----- Data records
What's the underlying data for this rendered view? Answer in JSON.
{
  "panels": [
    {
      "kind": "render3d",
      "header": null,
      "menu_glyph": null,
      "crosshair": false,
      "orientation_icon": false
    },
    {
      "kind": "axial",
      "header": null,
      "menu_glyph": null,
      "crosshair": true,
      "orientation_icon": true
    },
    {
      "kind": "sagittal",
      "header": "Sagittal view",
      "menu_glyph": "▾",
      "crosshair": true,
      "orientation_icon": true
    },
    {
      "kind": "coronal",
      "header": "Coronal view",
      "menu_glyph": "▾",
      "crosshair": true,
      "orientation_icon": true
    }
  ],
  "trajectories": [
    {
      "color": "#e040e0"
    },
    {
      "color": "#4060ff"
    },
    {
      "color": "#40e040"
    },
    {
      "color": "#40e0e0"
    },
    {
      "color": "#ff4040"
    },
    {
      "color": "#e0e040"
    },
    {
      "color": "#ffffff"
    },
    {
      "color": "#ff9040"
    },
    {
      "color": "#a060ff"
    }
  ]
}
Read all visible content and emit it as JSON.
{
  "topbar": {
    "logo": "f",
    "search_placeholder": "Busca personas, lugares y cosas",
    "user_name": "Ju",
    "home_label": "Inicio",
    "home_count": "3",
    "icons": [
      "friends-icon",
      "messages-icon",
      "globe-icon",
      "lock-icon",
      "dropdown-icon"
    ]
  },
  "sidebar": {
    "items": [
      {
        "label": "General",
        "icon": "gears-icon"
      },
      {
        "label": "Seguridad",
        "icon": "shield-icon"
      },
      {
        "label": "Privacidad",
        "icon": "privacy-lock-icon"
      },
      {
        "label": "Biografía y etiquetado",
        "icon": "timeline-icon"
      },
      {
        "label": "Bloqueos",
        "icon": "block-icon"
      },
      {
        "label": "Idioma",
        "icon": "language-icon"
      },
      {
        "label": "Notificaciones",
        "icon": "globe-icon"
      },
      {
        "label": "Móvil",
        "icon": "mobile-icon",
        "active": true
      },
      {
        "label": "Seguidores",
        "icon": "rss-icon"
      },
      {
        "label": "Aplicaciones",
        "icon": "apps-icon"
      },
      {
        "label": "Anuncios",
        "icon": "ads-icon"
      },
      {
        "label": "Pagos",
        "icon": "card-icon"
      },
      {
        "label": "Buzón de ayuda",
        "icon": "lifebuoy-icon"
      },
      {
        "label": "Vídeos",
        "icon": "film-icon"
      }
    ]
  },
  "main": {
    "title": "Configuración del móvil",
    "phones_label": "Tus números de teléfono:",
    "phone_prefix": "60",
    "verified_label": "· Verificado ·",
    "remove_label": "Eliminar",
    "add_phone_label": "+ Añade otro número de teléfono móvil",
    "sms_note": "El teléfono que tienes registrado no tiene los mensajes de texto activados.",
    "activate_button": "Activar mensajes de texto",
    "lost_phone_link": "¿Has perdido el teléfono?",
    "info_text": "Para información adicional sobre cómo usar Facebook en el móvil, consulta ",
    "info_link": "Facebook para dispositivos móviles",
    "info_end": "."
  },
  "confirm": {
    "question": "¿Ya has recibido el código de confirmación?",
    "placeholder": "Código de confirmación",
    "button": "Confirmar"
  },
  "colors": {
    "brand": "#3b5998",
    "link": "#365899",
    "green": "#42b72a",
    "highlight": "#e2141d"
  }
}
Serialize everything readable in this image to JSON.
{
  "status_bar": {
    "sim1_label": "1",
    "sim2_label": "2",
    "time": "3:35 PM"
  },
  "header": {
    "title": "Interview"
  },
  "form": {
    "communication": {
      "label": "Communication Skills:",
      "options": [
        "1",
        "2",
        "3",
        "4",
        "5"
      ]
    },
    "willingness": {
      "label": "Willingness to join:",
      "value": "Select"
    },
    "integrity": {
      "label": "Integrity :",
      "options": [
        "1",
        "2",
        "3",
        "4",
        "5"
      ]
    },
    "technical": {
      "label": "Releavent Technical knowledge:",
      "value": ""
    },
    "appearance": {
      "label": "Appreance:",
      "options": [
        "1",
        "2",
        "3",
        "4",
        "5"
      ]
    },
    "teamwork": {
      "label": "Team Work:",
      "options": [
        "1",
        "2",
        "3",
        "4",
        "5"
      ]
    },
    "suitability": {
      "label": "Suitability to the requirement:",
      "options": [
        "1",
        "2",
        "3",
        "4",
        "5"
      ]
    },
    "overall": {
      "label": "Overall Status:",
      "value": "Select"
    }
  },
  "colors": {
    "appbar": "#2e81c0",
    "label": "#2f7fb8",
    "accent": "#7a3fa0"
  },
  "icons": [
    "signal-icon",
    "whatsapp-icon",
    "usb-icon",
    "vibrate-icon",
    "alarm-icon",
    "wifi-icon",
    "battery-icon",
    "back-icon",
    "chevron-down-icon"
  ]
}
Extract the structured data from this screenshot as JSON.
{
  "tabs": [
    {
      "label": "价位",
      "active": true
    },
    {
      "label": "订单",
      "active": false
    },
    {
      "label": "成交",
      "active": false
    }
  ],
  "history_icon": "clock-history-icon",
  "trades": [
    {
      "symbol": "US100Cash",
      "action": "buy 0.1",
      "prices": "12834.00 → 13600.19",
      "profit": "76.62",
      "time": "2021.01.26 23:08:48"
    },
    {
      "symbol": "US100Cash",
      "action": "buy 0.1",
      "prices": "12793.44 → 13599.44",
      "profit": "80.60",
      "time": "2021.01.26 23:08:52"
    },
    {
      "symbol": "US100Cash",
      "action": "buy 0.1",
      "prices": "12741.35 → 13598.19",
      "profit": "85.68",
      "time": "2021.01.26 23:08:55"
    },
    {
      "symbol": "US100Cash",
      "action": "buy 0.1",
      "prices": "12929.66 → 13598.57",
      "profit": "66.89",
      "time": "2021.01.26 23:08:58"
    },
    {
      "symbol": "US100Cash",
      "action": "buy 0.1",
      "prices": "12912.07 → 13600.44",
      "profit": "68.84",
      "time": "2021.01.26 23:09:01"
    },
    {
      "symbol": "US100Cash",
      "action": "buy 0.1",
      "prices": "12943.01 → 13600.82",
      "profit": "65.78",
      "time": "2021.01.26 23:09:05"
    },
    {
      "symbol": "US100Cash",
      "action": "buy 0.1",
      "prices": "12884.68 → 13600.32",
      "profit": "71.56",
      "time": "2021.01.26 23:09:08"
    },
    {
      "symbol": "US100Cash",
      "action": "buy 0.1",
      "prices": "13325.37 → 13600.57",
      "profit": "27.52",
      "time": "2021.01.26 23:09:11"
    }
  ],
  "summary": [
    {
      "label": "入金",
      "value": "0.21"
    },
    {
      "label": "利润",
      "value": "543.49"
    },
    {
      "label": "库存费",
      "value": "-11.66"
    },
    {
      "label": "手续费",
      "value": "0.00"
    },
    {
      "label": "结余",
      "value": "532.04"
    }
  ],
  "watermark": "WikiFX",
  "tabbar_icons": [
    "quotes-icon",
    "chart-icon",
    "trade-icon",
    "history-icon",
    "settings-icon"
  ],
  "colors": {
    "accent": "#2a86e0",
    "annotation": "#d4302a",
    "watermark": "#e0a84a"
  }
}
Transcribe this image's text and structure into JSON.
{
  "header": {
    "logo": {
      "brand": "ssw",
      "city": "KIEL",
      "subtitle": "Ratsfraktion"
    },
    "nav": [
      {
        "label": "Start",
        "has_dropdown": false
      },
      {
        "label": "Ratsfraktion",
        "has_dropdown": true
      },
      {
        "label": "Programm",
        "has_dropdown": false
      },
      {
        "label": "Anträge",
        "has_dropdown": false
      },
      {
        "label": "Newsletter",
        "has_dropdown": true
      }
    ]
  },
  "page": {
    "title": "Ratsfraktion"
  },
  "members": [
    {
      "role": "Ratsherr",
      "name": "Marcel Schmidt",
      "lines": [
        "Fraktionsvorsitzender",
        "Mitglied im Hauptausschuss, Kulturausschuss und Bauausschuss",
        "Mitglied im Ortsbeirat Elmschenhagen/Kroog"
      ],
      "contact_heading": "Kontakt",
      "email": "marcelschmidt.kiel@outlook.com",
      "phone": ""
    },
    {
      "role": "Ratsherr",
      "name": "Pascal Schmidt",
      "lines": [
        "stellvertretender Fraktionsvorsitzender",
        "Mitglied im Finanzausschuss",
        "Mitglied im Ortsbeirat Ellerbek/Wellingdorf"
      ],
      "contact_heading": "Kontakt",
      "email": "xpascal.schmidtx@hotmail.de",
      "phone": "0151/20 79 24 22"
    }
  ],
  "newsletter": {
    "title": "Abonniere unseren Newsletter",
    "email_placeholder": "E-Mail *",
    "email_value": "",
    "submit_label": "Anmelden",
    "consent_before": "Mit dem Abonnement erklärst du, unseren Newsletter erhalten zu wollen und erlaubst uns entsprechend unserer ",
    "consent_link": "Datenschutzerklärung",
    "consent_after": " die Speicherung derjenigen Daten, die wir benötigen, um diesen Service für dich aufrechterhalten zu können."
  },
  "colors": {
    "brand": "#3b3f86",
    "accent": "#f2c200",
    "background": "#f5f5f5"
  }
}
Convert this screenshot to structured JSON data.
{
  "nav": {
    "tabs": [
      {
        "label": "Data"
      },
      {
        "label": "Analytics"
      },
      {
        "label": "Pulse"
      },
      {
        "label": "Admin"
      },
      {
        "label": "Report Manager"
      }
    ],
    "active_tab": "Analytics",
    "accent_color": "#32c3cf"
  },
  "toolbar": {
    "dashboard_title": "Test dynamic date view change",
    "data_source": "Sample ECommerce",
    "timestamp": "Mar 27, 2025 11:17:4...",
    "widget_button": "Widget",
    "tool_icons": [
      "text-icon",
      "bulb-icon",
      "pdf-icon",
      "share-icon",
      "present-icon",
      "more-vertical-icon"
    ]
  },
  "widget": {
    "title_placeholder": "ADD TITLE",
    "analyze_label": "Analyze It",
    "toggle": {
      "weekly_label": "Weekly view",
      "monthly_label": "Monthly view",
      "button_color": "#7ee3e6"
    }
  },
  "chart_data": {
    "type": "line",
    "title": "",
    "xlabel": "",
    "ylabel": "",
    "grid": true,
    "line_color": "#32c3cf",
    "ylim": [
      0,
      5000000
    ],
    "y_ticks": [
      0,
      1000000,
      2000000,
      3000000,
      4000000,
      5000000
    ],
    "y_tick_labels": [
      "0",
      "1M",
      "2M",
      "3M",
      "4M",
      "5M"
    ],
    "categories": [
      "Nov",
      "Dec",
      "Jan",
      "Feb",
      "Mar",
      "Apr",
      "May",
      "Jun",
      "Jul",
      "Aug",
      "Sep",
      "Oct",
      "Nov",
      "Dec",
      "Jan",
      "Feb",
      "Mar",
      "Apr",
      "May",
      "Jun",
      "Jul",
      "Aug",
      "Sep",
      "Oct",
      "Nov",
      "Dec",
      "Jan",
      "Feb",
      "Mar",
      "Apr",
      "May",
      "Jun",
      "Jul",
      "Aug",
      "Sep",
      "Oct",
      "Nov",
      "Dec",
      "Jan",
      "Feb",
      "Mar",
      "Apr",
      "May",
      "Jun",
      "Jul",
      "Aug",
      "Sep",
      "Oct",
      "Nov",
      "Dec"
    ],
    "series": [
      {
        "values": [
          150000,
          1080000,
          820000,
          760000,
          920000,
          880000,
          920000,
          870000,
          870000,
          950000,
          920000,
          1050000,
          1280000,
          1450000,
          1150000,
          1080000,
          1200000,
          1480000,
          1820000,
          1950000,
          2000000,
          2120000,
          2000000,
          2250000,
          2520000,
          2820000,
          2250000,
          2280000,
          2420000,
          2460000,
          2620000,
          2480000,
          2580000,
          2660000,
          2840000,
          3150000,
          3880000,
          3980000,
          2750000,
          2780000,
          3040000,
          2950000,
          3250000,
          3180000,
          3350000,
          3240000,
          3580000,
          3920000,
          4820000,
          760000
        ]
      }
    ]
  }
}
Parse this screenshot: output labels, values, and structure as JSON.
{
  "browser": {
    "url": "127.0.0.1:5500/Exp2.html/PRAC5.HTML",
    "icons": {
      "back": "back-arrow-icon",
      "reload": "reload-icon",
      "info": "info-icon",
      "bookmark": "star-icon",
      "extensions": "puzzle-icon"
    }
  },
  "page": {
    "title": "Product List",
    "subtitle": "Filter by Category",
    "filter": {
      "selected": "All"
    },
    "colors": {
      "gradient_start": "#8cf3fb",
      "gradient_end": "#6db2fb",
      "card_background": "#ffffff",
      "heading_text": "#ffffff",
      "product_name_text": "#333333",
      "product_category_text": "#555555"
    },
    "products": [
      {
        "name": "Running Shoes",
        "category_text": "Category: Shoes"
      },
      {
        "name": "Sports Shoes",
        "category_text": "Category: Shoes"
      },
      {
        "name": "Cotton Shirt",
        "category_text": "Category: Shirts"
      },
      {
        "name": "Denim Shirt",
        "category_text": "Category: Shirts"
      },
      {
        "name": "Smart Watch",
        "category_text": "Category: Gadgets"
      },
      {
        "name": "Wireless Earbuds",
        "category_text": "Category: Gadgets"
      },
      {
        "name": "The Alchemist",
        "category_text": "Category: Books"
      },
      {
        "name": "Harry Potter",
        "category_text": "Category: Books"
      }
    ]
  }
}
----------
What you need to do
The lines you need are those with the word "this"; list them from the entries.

Response box
What's the underlying data for this rendered view? Answer in JSON.
Serialize everything readable in this image to JSON.
Extract the structured data from this screenshot as JSON.
Transcribe this image's text and structure into JSON.
Convert this screenshot to structured JSON data.
Parse this screenshot: output labels, values, and structure as JSON.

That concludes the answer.